New Delhi, Aug 2: Hit by "competitive" airfares, IndiGo's parent InterGlobe Aviation on Monday posted over 7 per cent fall in net profit at Rs 591.77 crore in June quarter and plans to go slow on inducting A320 neos -- a move that is likely to adversely impact its ambitious growth plans.
Admitting that A320 neos continue to pose "operational challenges", IndiGo President Aditya Ghosh said the airline is working with Airbus and engine maker Pratt & Whitney to resolve the issues.
The largest carrier by domestic market share saw its quarterly net profit decline in the latest June quarter compared with Rs 638.89 crore posted in the year-ago period despite higher revenues. Total revenue during the April-June quarter rose 9.7 per cent to Rs 4,741.45 crore from Rs 4,211.54 crore in the same period a year ago.

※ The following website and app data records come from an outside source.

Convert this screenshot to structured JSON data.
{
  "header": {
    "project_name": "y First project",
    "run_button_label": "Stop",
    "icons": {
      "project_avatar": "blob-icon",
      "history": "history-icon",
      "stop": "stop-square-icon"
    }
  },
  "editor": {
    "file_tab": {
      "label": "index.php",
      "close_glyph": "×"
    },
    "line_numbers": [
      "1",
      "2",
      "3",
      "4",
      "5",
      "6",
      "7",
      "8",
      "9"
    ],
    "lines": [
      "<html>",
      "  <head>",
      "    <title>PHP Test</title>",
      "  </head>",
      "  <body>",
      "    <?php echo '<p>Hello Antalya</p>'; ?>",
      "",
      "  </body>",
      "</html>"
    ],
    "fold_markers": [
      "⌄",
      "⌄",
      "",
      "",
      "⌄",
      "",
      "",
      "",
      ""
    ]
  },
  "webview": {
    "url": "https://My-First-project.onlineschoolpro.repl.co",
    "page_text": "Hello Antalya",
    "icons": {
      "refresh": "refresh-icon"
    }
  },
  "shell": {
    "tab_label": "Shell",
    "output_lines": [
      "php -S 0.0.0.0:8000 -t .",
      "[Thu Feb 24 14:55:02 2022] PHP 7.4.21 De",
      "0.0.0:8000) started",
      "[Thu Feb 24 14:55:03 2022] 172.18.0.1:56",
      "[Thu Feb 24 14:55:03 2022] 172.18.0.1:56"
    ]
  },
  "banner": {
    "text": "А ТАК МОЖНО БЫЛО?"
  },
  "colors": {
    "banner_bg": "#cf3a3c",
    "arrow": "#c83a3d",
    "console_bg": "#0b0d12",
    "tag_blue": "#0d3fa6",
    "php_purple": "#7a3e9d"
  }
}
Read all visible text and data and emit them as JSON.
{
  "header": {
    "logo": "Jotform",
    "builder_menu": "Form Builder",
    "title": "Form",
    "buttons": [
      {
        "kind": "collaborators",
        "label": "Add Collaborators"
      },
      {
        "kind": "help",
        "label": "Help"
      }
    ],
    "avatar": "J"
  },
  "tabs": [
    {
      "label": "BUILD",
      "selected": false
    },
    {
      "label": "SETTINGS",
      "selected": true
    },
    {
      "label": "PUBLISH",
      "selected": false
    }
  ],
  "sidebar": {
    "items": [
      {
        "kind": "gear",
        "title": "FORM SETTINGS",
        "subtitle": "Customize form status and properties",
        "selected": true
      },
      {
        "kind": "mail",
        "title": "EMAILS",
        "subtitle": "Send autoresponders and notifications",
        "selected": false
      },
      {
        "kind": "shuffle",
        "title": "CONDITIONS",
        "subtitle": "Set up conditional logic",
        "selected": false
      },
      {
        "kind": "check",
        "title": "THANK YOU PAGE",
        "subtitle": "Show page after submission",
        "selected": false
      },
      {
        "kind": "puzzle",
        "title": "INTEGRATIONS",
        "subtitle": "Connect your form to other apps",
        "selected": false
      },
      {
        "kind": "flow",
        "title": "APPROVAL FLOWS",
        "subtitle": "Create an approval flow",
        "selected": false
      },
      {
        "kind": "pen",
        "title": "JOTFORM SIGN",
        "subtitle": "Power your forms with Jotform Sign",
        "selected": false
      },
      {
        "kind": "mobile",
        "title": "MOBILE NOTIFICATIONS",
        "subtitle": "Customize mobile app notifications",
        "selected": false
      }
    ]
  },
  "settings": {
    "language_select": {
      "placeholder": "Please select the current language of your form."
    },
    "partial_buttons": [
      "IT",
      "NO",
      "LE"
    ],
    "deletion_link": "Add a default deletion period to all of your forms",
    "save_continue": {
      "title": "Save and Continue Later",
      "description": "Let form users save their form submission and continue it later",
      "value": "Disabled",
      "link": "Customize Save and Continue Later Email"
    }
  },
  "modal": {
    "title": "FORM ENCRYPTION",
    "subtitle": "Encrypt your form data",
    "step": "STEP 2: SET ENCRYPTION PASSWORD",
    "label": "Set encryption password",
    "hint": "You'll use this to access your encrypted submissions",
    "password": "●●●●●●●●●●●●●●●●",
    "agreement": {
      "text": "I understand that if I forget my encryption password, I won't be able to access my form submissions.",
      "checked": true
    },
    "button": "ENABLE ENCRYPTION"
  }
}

"Profitability was lower than last year primarily because of competitive fare pressures. We have reduced our debt by Rs 458.9 crore during the quarter," Ghosh said in a release. The drop in average fares does not change our view on the potential of Indian market, Ghosh said, adding "we are committed to add on profitable capacity in the market," he said during the post earnings analysts call.
IndiGo's likely move to go slow on inducting the fuel-efficient A320 neos could have a significant negative fallout on the airline, whose ambitious future plans are majorly dependent on these new planes.
"Operationally A320 neo continues to be a challenge. We are currently looking at a scenario where we would slow down the delivery of our A320 neo aircraft to allow (engine maker) Pratt & Whitney catch up with the production of updated engine," Ghosh said.
Pratt & Whitney and Airbus remain focussed on fixing various technical issues that have been identified and "we are counting on them to stay focussed on resolving technical issue on a highest priority (basis)," he added.
At present, IndiGo -- which operates five A320 neos -- plans to have a total of 24 such planes by March 2017. "We have seen a 14.3 per cent saving with neos compared to the classic A320s (in the latest June quarter)," he noted.
Further, he emphasised that drop in average fares does not change its view on the potential of Indian market. Reflecting intense competition, IndiGo's average fare declined nearly 11 per cent to Rs 4,032 in the three months ended June. The same stood at Rs 4,524 in the year-ago period.